[Web page and app entries]
--------------------------------
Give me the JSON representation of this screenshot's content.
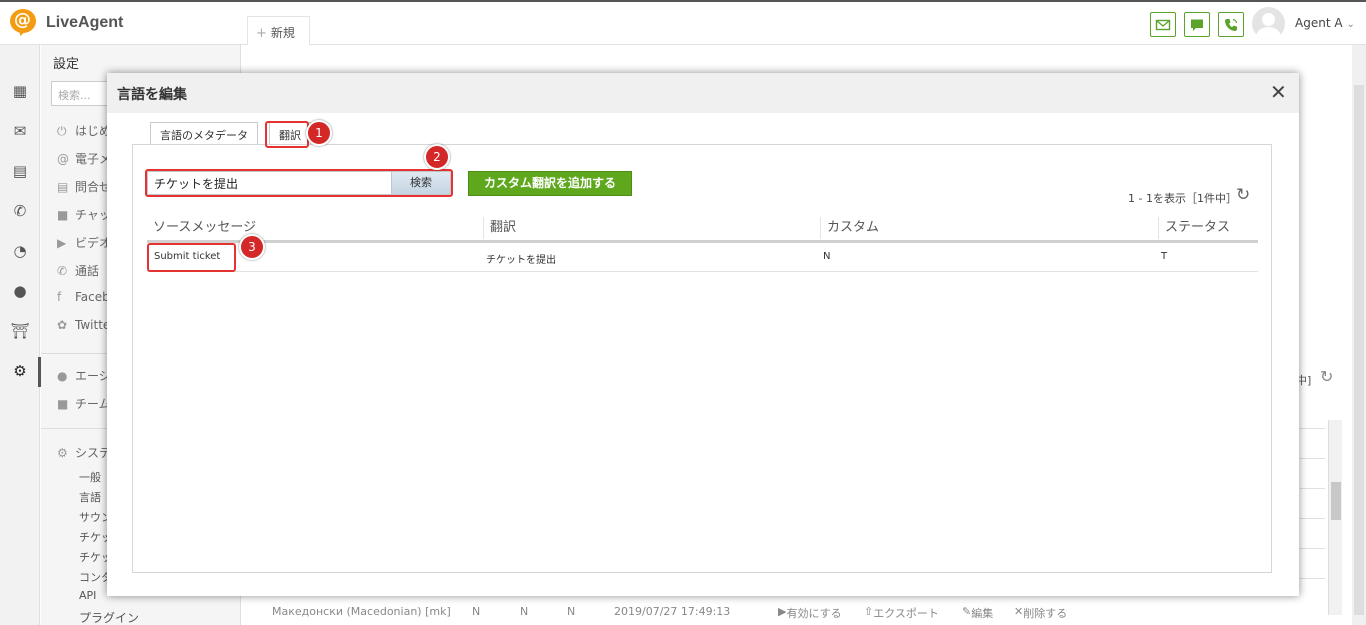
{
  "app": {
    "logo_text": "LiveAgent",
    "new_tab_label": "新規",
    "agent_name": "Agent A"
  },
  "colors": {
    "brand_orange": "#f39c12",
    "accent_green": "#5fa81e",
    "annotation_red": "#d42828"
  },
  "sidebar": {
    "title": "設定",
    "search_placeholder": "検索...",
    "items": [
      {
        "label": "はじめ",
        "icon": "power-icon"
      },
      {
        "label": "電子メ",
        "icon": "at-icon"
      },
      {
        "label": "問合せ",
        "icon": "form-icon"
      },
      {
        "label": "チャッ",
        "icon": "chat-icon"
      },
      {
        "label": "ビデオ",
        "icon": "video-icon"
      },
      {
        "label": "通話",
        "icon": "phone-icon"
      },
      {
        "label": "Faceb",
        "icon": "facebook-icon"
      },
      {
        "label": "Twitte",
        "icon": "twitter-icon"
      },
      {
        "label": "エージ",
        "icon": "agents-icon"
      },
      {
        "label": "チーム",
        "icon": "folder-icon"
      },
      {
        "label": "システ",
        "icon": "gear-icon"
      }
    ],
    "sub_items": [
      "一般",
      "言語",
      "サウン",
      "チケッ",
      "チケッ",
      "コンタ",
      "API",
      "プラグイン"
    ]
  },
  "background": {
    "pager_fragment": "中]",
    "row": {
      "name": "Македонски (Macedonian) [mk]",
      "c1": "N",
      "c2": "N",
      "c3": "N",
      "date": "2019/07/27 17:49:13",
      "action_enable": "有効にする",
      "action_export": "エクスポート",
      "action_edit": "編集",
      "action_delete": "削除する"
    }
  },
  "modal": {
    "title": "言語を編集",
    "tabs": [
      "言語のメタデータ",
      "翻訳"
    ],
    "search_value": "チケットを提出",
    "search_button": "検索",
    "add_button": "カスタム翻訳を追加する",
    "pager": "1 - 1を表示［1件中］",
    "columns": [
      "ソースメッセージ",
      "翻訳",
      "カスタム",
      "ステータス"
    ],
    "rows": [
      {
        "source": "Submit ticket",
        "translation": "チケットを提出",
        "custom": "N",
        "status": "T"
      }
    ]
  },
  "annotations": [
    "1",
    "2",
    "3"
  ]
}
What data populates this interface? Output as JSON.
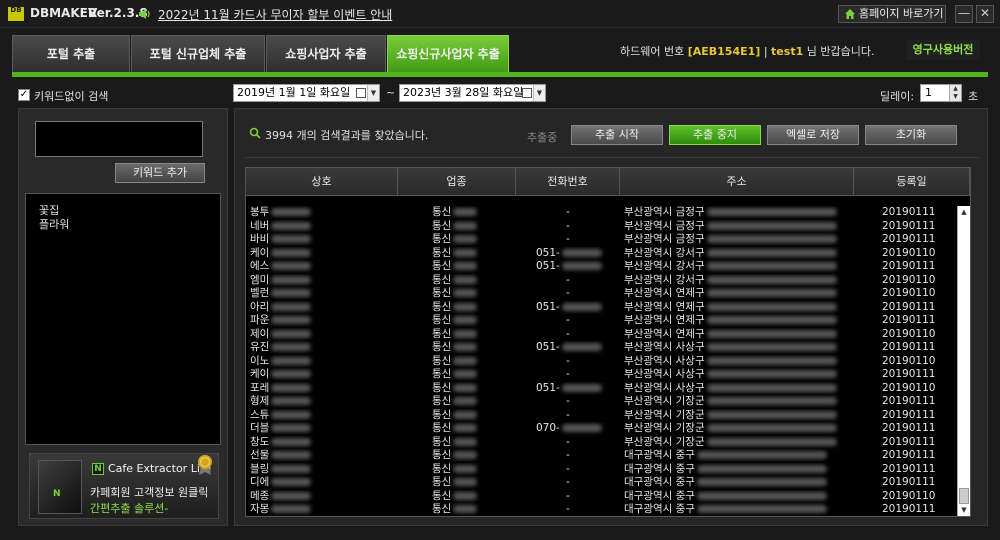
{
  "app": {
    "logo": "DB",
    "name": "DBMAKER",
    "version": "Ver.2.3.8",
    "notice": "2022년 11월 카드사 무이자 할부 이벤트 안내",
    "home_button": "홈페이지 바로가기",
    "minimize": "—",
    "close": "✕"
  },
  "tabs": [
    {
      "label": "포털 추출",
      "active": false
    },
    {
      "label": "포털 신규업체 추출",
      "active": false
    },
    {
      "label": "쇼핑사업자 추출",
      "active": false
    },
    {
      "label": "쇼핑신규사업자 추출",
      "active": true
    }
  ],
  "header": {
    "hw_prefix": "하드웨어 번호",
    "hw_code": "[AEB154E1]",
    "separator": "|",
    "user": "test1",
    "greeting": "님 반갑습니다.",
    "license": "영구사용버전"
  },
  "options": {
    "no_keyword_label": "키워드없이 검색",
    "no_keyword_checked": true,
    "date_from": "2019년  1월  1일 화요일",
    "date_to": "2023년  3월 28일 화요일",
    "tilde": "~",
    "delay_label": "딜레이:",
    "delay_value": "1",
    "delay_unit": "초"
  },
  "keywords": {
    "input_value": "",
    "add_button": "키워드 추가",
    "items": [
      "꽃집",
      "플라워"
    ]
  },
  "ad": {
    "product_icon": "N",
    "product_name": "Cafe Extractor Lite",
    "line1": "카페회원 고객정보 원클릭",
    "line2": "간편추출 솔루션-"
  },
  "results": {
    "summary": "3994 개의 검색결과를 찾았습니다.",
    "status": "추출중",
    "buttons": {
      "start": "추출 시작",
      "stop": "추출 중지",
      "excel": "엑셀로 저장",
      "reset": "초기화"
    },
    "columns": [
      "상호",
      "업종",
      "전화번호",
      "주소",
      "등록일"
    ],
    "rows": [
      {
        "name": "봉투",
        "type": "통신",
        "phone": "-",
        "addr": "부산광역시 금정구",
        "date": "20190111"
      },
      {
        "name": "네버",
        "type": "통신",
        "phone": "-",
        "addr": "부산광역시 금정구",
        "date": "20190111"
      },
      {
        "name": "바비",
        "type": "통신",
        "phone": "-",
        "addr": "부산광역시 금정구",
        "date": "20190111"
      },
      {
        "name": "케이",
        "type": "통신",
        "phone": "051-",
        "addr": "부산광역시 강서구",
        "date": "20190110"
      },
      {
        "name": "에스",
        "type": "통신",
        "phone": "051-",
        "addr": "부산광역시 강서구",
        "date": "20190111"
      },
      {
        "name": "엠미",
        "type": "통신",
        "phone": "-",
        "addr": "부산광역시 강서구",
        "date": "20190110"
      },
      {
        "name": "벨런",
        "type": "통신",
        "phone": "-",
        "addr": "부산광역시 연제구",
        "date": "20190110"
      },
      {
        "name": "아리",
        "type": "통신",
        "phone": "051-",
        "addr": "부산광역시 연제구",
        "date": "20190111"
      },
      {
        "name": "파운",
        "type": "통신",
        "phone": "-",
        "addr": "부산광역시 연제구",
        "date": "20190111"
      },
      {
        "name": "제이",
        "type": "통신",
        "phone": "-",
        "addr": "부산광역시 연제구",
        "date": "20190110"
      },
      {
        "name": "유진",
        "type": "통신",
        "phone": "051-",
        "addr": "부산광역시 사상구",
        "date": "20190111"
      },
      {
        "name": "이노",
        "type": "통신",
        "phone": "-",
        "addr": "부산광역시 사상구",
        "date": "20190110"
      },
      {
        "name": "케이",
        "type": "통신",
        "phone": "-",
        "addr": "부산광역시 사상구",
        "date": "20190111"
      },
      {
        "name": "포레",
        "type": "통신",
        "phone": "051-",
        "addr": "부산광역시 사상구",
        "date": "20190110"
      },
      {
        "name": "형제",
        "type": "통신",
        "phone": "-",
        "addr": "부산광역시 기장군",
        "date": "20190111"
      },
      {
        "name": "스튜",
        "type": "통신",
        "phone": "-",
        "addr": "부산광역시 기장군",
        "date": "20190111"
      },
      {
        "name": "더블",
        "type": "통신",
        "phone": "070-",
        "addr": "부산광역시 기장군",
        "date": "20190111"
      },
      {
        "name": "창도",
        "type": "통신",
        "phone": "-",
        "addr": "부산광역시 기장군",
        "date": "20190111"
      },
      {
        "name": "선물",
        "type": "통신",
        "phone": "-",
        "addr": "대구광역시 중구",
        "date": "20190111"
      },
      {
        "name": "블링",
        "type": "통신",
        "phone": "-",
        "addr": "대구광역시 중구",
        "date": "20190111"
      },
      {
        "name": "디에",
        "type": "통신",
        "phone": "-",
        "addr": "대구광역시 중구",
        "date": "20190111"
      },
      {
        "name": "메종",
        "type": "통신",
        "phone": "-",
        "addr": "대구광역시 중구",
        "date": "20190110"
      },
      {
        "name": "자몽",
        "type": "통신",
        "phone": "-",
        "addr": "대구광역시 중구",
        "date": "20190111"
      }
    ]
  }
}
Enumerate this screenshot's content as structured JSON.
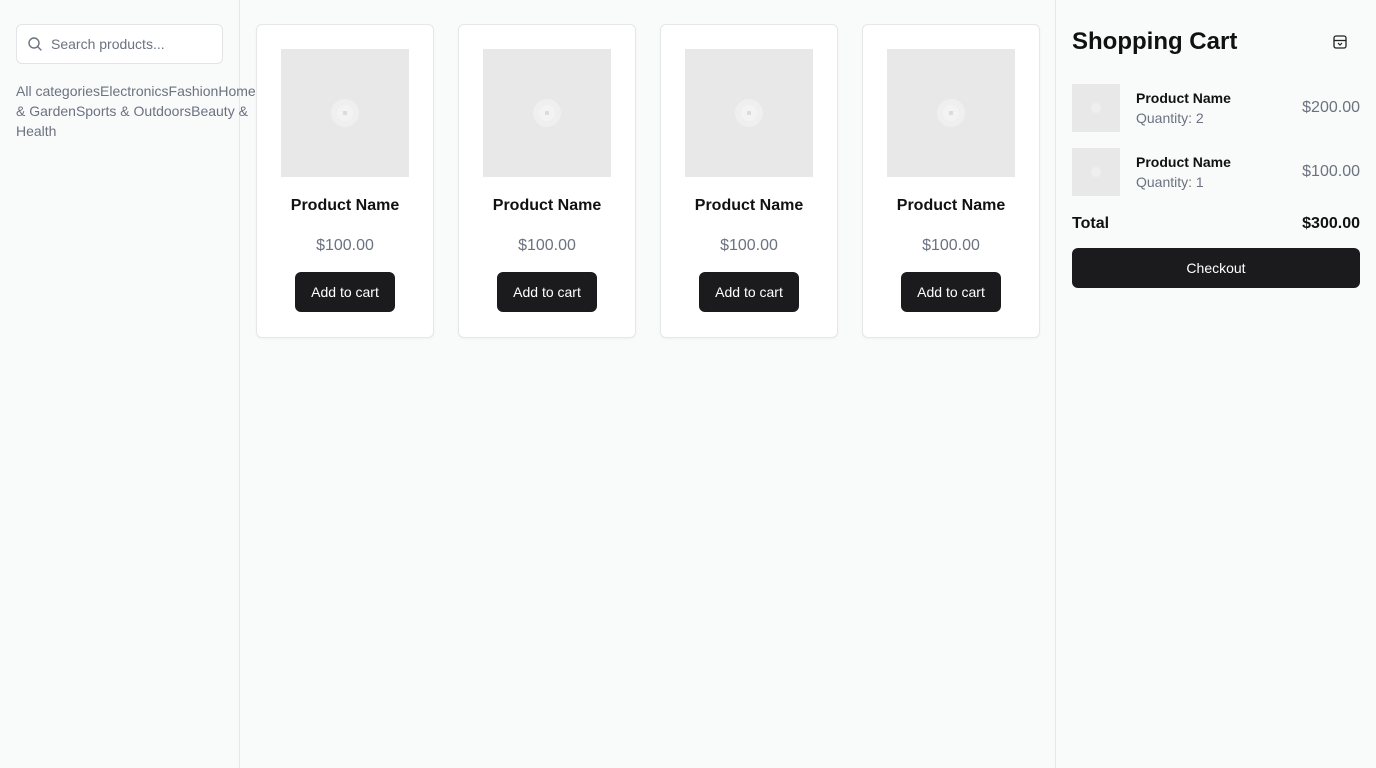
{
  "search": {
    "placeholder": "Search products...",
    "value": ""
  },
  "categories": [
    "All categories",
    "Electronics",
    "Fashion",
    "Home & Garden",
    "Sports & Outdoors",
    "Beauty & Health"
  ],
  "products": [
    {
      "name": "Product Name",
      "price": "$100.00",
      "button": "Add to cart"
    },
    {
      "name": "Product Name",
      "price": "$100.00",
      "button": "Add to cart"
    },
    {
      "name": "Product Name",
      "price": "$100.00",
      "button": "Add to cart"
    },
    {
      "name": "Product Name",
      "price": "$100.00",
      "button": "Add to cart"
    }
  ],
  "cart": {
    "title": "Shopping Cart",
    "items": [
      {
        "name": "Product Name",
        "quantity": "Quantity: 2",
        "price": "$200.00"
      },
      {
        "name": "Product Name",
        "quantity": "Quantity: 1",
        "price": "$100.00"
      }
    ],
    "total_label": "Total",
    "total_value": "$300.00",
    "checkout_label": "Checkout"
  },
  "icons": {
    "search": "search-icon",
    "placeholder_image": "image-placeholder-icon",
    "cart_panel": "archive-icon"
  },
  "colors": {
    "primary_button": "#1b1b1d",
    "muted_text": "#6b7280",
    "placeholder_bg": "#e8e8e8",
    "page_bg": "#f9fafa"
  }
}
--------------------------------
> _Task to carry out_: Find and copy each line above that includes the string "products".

> _Response_:
    "placeholder": "Search products...",
  "products": [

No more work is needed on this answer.